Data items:
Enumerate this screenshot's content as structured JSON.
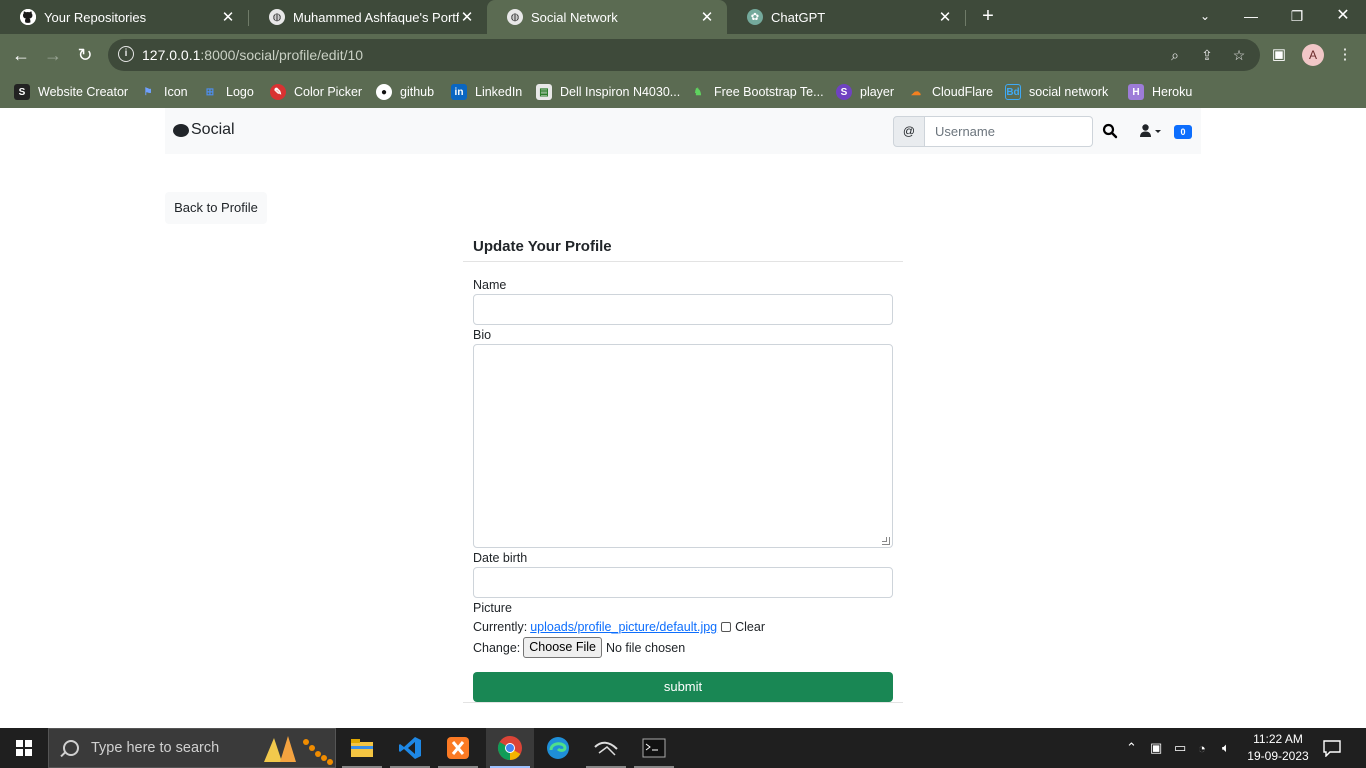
{
  "browser": {
    "tabs": [
      {
        "title": "Your Repositories",
        "icon": "github-icon"
      },
      {
        "title": "Muhammed Ashfaque's Portfolio",
        "icon": "globe-icon"
      },
      {
        "title": "Social Network",
        "icon": "globe-icon",
        "active": true
      },
      {
        "title": "ChatGPT",
        "icon": "chatgpt-icon"
      }
    ],
    "url_host": "127.0.0.1",
    "url_path": ":8000/social/profile/edit/10",
    "profile_initial": "A",
    "bookmarks": [
      {
        "label": "Website Creator",
        "icon": "website-creator-icon",
        "color": "#222222"
      },
      {
        "label": "Icon",
        "icon": "flag-icon",
        "color": "#4a7fd6"
      },
      {
        "label": "Logo",
        "icon": "logo-icon",
        "color": "#2d6fd8"
      },
      {
        "label": "Color Picker",
        "icon": "color-picker-icon",
        "color": "#d83232"
      },
      {
        "label": "github",
        "icon": "github-icon",
        "color": "#111111"
      },
      {
        "label": "LinkedIn",
        "icon": "linkedin-icon",
        "color": "#0a66c2"
      },
      {
        "label": "Dell Inspiron N4030...",
        "icon": "dell-icon",
        "color": "#2a7d2a"
      },
      {
        "label": "Free  Bootstrap Te...",
        "icon": "bootstrap-template-icon",
        "color": "#3a9a3a"
      },
      {
        "label": "player",
        "icon": "player-icon",
        "color": "#6f42c1"
      },
      {
        "label": "CloudFlare",
        "icon": "cloudflare-icon",
        "color": "#f38020"
      },
      {
        "label": "social network",
        "icon": "bd-icon",
        "color": "#3fa9f5"
      },
      {
        "label": "Heroku",
        "icon": "heroku-icon",
        "color": "#9d7cd8"
      }
    ]
  },
  "navbar": {
    "brand": "Social",
    "search_prefix": "@",
    "search_placeholder": "Username",
    "notifications_count": "0"
  },
  "back_button": "Back to Profile",
  "form": {
    "title": "Update Your Profile",
    "name_label": "Name",
    "name_value": "",
    "bio_label": "Bio",
    "bio_value": "",
    "date_label": "Date birth",
    "date_value": "",
    "picture_label": "Picture",
    "currently_label": "Currently:",
    "current_picture": "uploads/profile_picture/default.jpg",
    "clear_label": "Clear",
    "change_label": "Change:",
    "choose_file": "Choose File",
    "no_file": "No file chosen",
    "submit_label": "submit"
  },
  "taskbar": {
    "search_placeholder": "Type here to search",
    "time": "11:22 AM",
    "date": "19-09-2023"
  }
}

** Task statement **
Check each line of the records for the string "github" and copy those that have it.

** Response box **
        "icon": "github-icon"
        "label": "github",
        "icon": "github-icon",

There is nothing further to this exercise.